This past Easter weekend I spent 5 hours on Saturday going through a firebox full of old diaries. All my teen years (into my early twenties) memories, thoughts and passions were recorded there in longhand and in pencil.
I'd kept that box for 3 decades, moving it when I moved, reading it when I forgot who I was. See, unknown to me at the time, I had a seizure disorder since birth that exploded after a car accident at 16. I lost all my long term and short term memory, except for about 20 minute's worth. I kept the box so that I wouldn't forget who I was again, or if I did, I could study my "cheat sheet" notes.
The problem with my method was those journals, while covering many years, were a snapshot in time. I was no longer that girl.
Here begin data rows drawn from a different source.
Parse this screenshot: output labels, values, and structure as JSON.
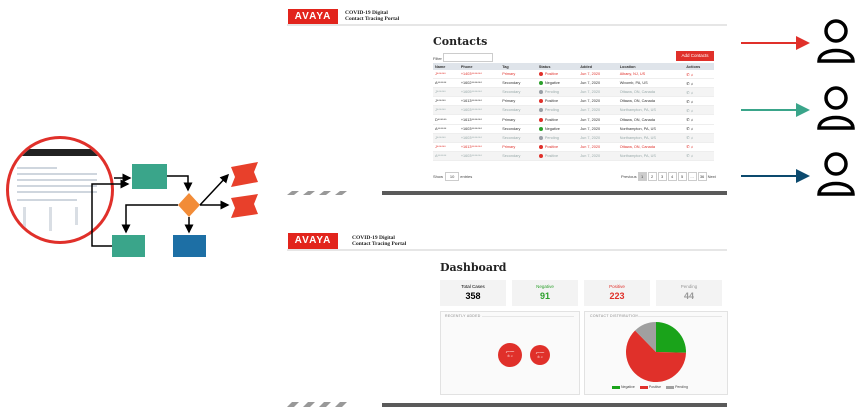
{
  "brand": {
    "logo_text": "AVAYA",
    "accent": "#e2241c"
  },
  "portal": {
    "title_line1": "COVID-19 Digital",
    "title_line2": "Contact Tracing Portal"
  },
  "contacts": {
    "title": "Contacts",
    "filter_label": "Filter",
    "add_button": "Add Contacts",
    "columns": [
      "Name",
      "Phone",
      "Tag",
      "Status",
      "Added",
      "Location",
      "Actions"
    ],
    "rows": [
      [
        "J******",
        "+1403*******",
        "Primary",
        "Positive",
        "Jun 7, 2020",
        "Albany, NJ, US"
      ],
      [
        "A******",
        "+1602*******",
        "Secondary",
        "Negative",
        "Jun 7, 2020",
        "Wixomb, PA, US"
      ],
      [
        "J******",
        "+1605*******",
        "Secondary",
        "Pending",
        "Jun 7, 2020",
        "Ottawa, ON, Canada"
      ],
      [
        "J******",
        "+1613*******",
        "Primary",
        "Positive",
        "Jun 7, 2020",
        "Ottawa, ON, Canada"
      ],
      [
        "J******",
        "+1603*******",
        "Secondary",
        "Pending",
        "Jun 7, 2020",
        "Northampton, PA, US"
      ],
      [
        "D******",
        "+1613*******",
        "Primary",
        "Positive",
        "Jun 7, 2020",
        "Ottawa, ON, Canada"
      ],
      [
        "A******",
        "+1603*******",
        "Secondary",
        "Negative",
        "Jun 7, 2020",
        "Northampton, PA, US"
      ],
      [
        "J******",
        "+1603*******",
        "Secondary",
        "Pending",
        "Jun 7, 2020",
        "Northampton, PA, US"
      ],
      [
        "J******",
        "+1613*******",
        "Primary",
        "Positive",
        "Jun 7, 2020",
        "Ottawa, ON, Canada"
      ],
      [
        "A******",
        "+1603*******",
        "Secondary",
        "Positive",
        "Jun 7, 2020",
        "Northampton, PA, US"
      ]
    ],
    "show_label": "Show",
    "show_value": "10",
    "entries_label": "entries",
    "pagination": [
      "Previous",
      "1",
      "2",
      "3",
      "4",
      "5",
      "...",
      "36",
      "Next"
    ]
  },
  "dashboard": {
    "title": "Dashboard",
    "cards": [
      {
        "label": "Total Cases",
        "value": "358",
        "color": "#222222"
      },
      {
        "label": "Negative",
        "value": "91",
        "color": "#2ca02c"
      },
      {
        "label": "Positive",
        "value": "223",
        "color": "#e0302a"
      },
      {
        "label": "Pending",
        "value": "44",
        "color": "#999999"
      }
    ],
    "recently_added_title": "RECENTLY ADDED",
    "distribution_title": "CONTACT DISTRIBUTION",
    "bubbles": [
      {
        "label": "J******"
      },
      {
        "label": "J******"
      }
    ],
    "legend": [
      "Negative",
      "Positive",
      "Pending"
    ]
  },
  "chart_data": {
    "type": "pie",
    "categories": [
      "Negative",
      "Positive",
      "Pending"
    ],
    "values": [
      91,
      223,
      44
    ],
    "colors": [
      "#1aa31a",
      "#e0302a",
      "#a0a0a0"
    ]
  },
  "icons": {
    "user": "user-icon",
    "arrow": "arrow-right-icon",
    "phone": "phone-icon",
    "bell": "bell-icon"
  }
}
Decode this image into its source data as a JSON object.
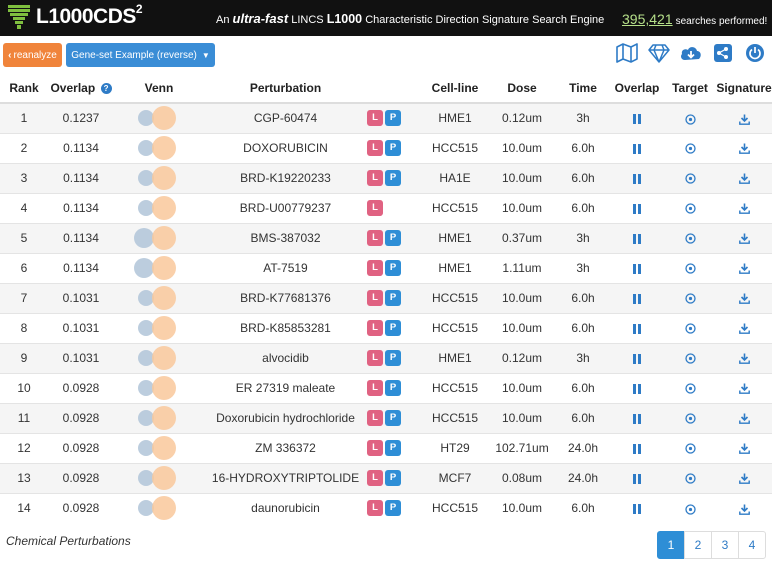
{
  "header": {
    "logo_text": "L1000CDS",
    "logo_sup": "2",
    "tagline_an": "An",
    "tagline_fast": "ultra-fast",
    "tagline_lincs": "LINCS",
    "tagline_l1000": "L1000",
    "tagline_rest": "Characteristic Direction Signature Search Engine",
    "counter_value": "395,421",
    "counter_text": "searches performed!"
  },
  "toolbar": {
    "reanalyze_label": "reanalyze",
    "geneset_label": "Gene-set Example (reverse)"
  },
  "icons": {
    "map": "map-icon",
    "diamond": "diamond-icon",
    "cloud": "cloud-download-icon",
    "share": "share-icon",
    "power": "power-icon"
  },
  "table": {
    "headers": {
      "rank": "Rank",
      "overlap": "Overlap",
      "venn": "Venn",
      "perturbation": "Perturbation",
      "cell_line": "Cell-line",
      "dose": "Dose",
      "time": "Time",
      "overlap2": "Overlap",
      "target": "Target",
      "signature": "Signature"
    },
    "rows": [
      {
        "rank": "1",
        "overlap": "0.1237",
        "perturbation": "CGP-60474",
        "cell_line": "HME1",
        "dose": "0.12um",
        "time": "3h",
        "l": "L",
        "p": "P"
      },
      {
        "rank": "2",
        "overlap": "0.1134",
        "perturbation": "DOXORUBICIN",
        "cell_line": "HCC515",
        "dose": "10.0um",
        "time": "6.0h",
        "l": "L",
        "p": "P"
      },
      {
        "rank": "3",
        "overlap": "0.1134",
        "perturbation": "BRD-K19220233",
        "cell_line": "HA1E",
        "dose": "10.0um",
        "time": "6.0h",
        "l": "L",
        "p": "P"
      },
      {
        "rank": "4",
        "overlap": "0.1134",
        "perturbation": "BRD-U00779237",
        "cell_line": "HCC515",
        "dose": "10.0um",
        "time": "6.0h",
        "l": "L",
        "p": ""
      },
      {
        "rank": "5",
        "overlap": "0.1134",
        "perturbation": "BMS-387032",
        "cell_line": "HME1",
        "dose": "0.37um",
        "time": "3h",
        "l": "L",
        "p": "P"
      },
      {
        "rank": "6",
        "overlap": "0.1134",
        "perturbation": "AT-7519",
        "cell_line": "HME1",
        "dose": "1.11um",
        "time": "3h",
        "l": "L",
        "p": "P"
      },
      {
        "rank": "7",
        "overlap": "0.1031",
        "perturbation": "BRD-K77681376",
        "cell_line": "HCC515",
        "dose": "10.0um",
        "time": "6.0h",
        "l": "L",
        "p": "P"
      },
      {
        "rank": "8",
        "overlap": "0.1031",
        "perturbation": "BRD-K85853281",
        "cell_line": "HCC515",
        "dose": "10.0um",
        "time": "6.0h",
        "l": "L",
        "p": "P"
      },
      {
        "rank": "9",
        "overlap": "0.1031",
        "perturbation": "alvocidib",
        "cell_line": "HME1",
        "dose": "0.12um",
        "time": "3h",
        "l": "L",
        "p": "P"
      },
      {
        "rank": "10",
        "overlap": "0.0928",
        "perturbation": "ER 27319 maleate",
        "cell_line": "HCC515",
        "dose": "10.0um",
        "time": "6.0h",
        "l": "L",
        "p": "P"
      },
      {
        "rank": "11",
        "overlap": "0.0928",
        "perturbation": "Doxorubicin hydrochloride",
        "cell_line": "HCC515",
        "dose": "10.0um",
        "time": "6.0h",
        "l": "L",
        "p": "P"
      },
      {
        "rank": "12",
        "overlap": "0.0928",
        "perturbation": "ZM 336372",
        "cell_line": "HT29",
        "dose": "102.71um",
        "time": "24.0h",
        "l": "L",
        "p": "P"
      },
      {
        "rank": "13",
        "overlap": "0.0928",
        "perturbation": "16-HYDROXYTRIPTOLIDE",
        "cell_line": "MCF7",
        "dose": "0.08um",
        "time": "24.0h",
        "l": "L",
        "p": "P"
      },
      {
        "rank": "14",
        "overlap": "0.0928",
        "perturbation": "daunorubicin",
        "cell_line": "HCC515",
        "dose": "10.0um",
        "time": "6.0h",
        "l": "L",
        "p": "P"
      }
    ]
  },
  "footer": {
    "label": "Chemical Perturbations",
    "pages": [
      "1",
      "2",
      "3",
      "4"
    ],
    "active_page": "1"
  },
  "colors": {
    "reanalyze": "#f0843b",
    "primary": "#2e8ed6",
    "badge_l": "#e06282",
    "counter": "#b6e08a"
  }
}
Whenever my memory failed, it was like taking a computer back to default. All the progress I'd made disappeared and I was left to start over.
This weekend, I was able to see the threads of me in the writings: the connection to nature, animals & moon phases/astrology; the dreams that gave me insight into situations and people, and were often predictive of future events for myself and others; the fear of being "wiped clean" of sense of self and having to start anew, again; the disconnect from society and community, especially when people start conversations with "Who are you?" or "What do you do?" When you don't have an answer, people are dismissive.
I've decided to acknowledge my fill-in-the-blank past and take what lessons I can from it to move forward. Even though I've always thought that holding on to this past (my dark little secret) was necessary, I realized that I must leave the shore for lands unknown. With me, I'll carry the quirky pieces of myself that resurface, whether memory fails me or not.
I've decided to learn all I can from my struggles with identity and recurring memory struggles. I'm going back to my early, post-trauma roots: writing. I'm going to write the book on the struggle with identity for people with memory loss. God willing, I can help someone else find the lessons earlier and live a well-rounded life with more ease. Please send me good thoughts as I write the first draft over the next couple of months.
As a preview of one kind of memory issue I'll be discussing, see this quote from http://www.theatlantic.com/health/archive/2012/12/amnesia-and-the-self-that-remains-when-memory-is-lost/266662/ :
"...retrograde amnesia. This is the kind of amnesia that is most often dredged up as a plot element in bad comedies and cheap mystery stories; so-and-so gets hit on the head and then can't remember who he is anymore, wanders around aimlessly, finding himself in zany predicaments, until he gets hit on the head again and his memory remarkably returns. This almost never occurs in real life. Although retrograde amnesia is real, it's usually the result of a tumor, stroke, or other organic brain trauma. It isn't restored by a knock on the head. Because they can still form new memories, patients with retrograde amnesia are acutely aware that they have a cognitive deficit, are painfully knowledgeable about what they are losing."
If you want to experience my life in some way, watch Drew Barrymore in 50 First Dates.
Do you have any amnesia or memory struggles? Feel free to discuss in the comments below.